Task item>
With the string "price" as the filter, copy each matching line from the records.

Data to process>
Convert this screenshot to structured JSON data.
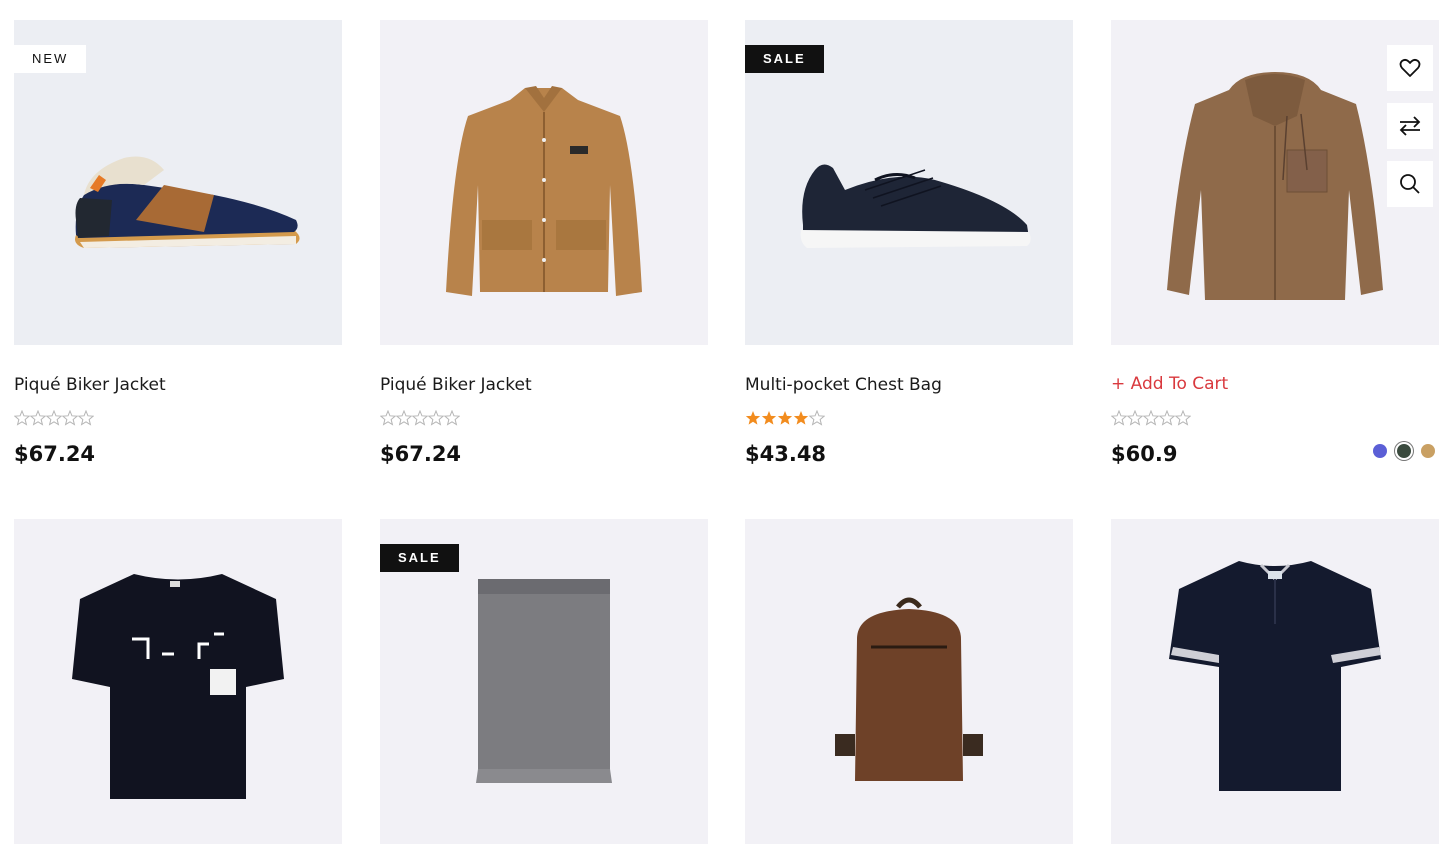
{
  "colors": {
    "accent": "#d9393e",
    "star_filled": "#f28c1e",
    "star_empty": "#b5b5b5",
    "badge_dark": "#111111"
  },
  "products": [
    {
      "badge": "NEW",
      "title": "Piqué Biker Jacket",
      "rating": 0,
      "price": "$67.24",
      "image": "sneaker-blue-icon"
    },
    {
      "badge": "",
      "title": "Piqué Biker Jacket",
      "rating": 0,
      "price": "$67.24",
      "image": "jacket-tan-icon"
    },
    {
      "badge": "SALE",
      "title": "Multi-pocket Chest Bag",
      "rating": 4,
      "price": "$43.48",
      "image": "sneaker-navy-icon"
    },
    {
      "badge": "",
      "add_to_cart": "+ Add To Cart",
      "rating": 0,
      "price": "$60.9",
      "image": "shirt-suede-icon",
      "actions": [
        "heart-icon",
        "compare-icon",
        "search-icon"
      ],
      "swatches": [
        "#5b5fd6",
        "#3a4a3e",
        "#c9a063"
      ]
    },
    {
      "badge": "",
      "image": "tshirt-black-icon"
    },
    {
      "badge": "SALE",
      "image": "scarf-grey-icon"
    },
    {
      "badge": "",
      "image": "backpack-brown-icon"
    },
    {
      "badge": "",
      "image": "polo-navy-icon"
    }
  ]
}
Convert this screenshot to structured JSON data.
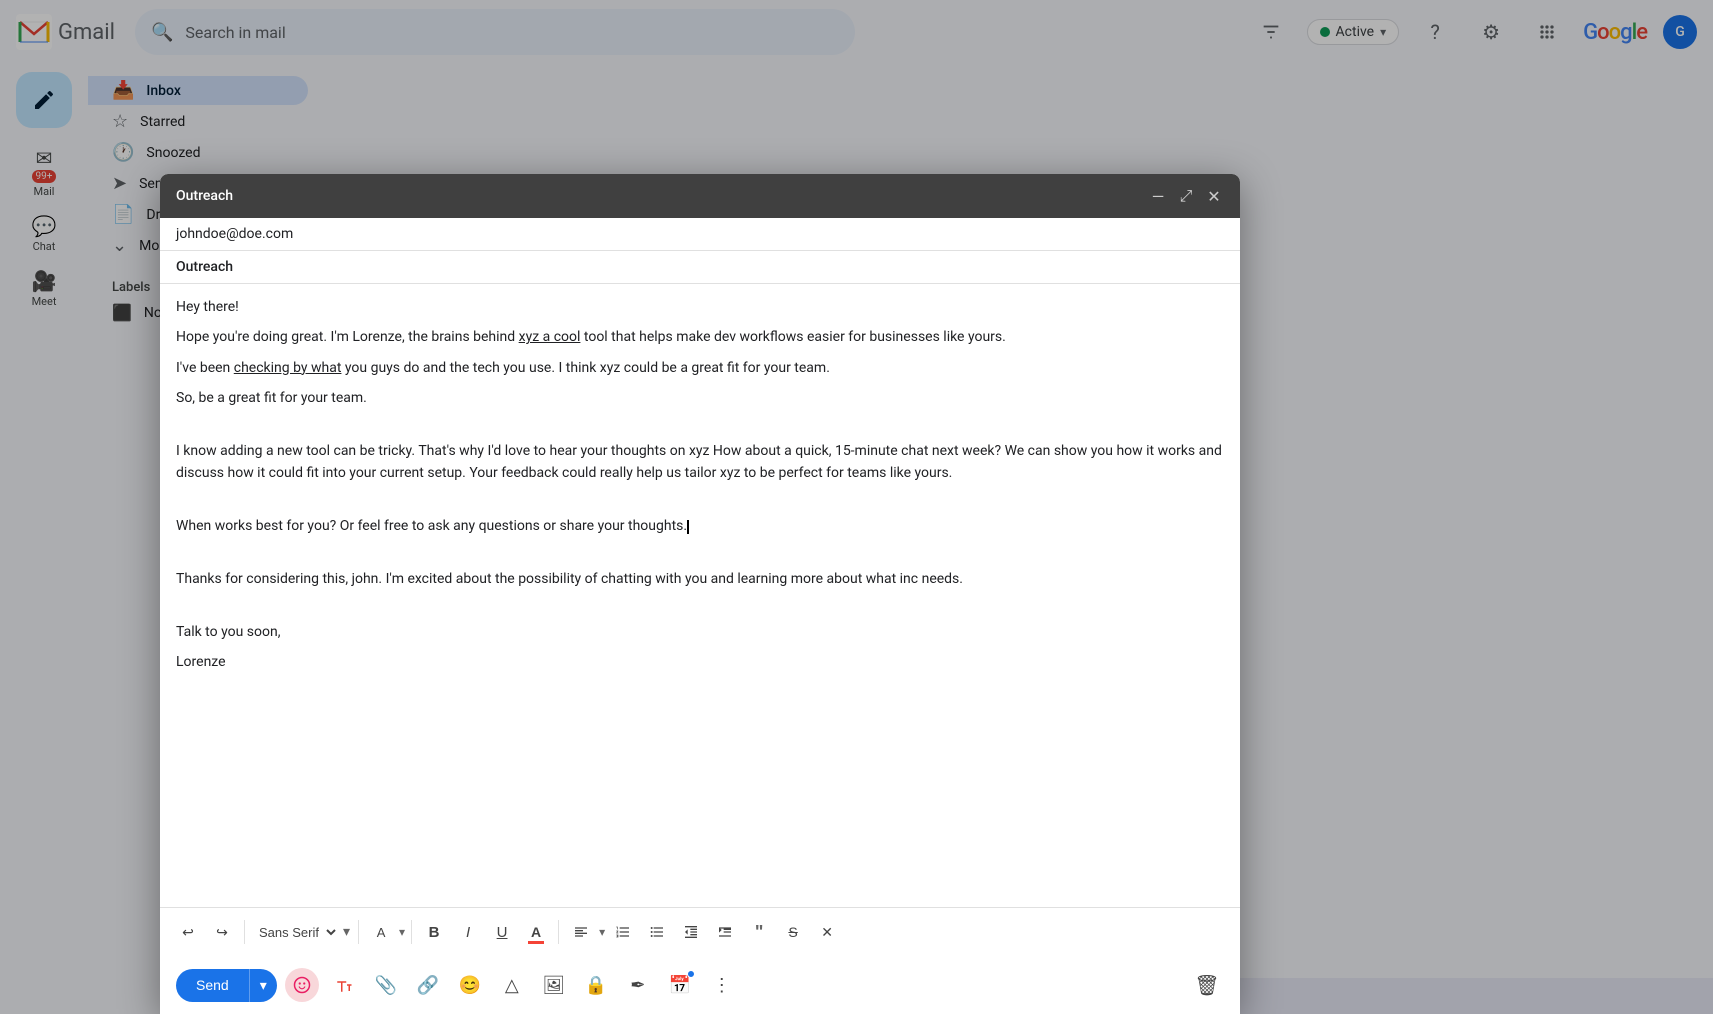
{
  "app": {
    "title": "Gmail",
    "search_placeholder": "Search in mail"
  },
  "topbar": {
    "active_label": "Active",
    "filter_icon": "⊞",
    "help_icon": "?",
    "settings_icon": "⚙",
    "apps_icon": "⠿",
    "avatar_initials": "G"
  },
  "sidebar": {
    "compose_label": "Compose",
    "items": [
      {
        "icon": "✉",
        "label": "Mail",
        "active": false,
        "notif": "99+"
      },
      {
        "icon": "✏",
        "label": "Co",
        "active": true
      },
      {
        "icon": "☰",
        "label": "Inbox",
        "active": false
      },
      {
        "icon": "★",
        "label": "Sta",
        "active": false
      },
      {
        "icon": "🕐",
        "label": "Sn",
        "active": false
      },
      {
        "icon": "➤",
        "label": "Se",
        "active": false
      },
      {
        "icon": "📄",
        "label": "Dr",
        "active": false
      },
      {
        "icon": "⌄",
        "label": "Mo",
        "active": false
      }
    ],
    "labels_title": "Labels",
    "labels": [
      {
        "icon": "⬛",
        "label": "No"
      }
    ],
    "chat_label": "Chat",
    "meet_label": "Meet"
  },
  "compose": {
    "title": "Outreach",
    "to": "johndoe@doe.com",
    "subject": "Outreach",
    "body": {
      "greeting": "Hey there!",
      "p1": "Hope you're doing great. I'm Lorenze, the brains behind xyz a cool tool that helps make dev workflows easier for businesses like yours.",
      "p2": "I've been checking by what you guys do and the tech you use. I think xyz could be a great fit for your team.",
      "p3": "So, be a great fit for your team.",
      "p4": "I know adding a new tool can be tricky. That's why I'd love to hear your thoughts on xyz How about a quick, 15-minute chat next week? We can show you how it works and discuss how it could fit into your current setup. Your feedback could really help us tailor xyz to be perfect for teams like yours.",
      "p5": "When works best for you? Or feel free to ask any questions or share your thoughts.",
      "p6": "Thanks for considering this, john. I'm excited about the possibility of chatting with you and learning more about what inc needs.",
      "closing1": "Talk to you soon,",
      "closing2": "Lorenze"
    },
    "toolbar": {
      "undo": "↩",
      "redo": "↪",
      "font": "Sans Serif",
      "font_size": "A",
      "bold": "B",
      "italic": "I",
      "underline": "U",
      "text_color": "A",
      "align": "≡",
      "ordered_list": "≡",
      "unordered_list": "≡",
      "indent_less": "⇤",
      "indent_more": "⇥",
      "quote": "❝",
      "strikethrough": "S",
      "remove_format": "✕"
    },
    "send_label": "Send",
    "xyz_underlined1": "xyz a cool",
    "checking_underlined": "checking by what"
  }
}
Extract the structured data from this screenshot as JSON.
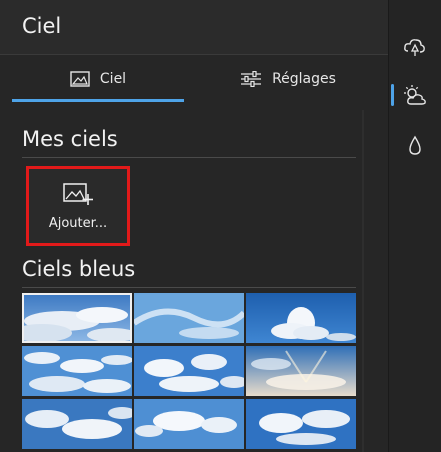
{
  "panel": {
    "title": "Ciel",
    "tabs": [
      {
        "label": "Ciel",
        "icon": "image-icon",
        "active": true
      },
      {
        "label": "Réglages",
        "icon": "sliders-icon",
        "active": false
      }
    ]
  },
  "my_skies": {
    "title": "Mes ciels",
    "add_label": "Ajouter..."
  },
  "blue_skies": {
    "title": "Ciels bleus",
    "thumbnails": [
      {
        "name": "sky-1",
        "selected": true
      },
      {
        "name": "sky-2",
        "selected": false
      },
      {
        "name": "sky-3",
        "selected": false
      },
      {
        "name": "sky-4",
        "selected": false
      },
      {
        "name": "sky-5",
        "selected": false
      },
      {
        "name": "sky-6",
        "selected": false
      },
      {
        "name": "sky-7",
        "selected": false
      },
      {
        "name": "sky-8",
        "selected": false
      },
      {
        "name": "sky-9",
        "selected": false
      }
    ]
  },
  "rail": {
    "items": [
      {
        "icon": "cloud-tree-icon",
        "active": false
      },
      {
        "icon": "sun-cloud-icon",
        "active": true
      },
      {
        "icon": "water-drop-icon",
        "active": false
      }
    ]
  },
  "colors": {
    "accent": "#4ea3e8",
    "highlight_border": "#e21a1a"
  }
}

Solution to this exercise>
      "price": "$67.24",
      "price": "$67.24",
      "price": "$43.48",
      "price": "$60.9",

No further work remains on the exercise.